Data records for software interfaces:
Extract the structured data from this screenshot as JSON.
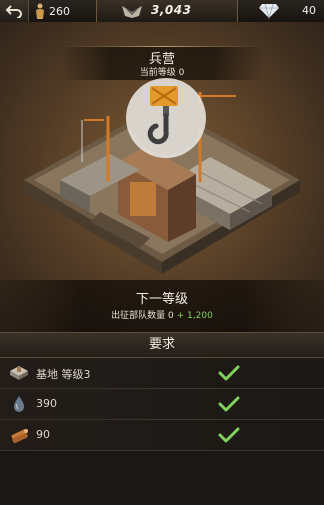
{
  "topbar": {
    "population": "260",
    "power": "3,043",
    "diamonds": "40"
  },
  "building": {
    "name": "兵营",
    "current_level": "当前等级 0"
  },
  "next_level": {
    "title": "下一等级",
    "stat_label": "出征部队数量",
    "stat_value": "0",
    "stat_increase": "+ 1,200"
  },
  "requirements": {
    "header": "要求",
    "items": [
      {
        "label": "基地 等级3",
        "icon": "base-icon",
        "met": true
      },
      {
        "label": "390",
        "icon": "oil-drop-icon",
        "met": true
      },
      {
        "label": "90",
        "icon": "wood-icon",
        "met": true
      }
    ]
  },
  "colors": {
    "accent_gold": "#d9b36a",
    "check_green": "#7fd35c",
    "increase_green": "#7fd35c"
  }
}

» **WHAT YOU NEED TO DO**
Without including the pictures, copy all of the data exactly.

» **SOLUTION FOR THIS TASK**
Extract the structured data from this screenshot as JSON.
{
  "topbar": {
    "population": "260",
    "power": "3,043",
    "diamonds": "40"
  },
  "building": {
    "name": "兵营",
    "current_level": "当前等级 0"
  },
  "next_level": {
    "title": "下一等级",
    "stat_label": "出征部队数量",
    "stat_value": "0",
    "stat_increase": "+ 1,200"
  },
  "requirements": {
    "header": "要求",
    "items": [
      {
        "label": "基地 等级3",
        "icon": "base-icon",
        "met": true
      },
      {
        "label": "390",
        "icon": "oil-drop-icon",
        "met": true
      },
      {
        "label": "90",
        "icon": "wood-icon",
        "met": true
      }
    ]
  },
  "colors": {
    "accent_gold": "#d9b36a",
    "check_green": "#7fd35c",
    "increase_green": "#7fd35c"
  }
}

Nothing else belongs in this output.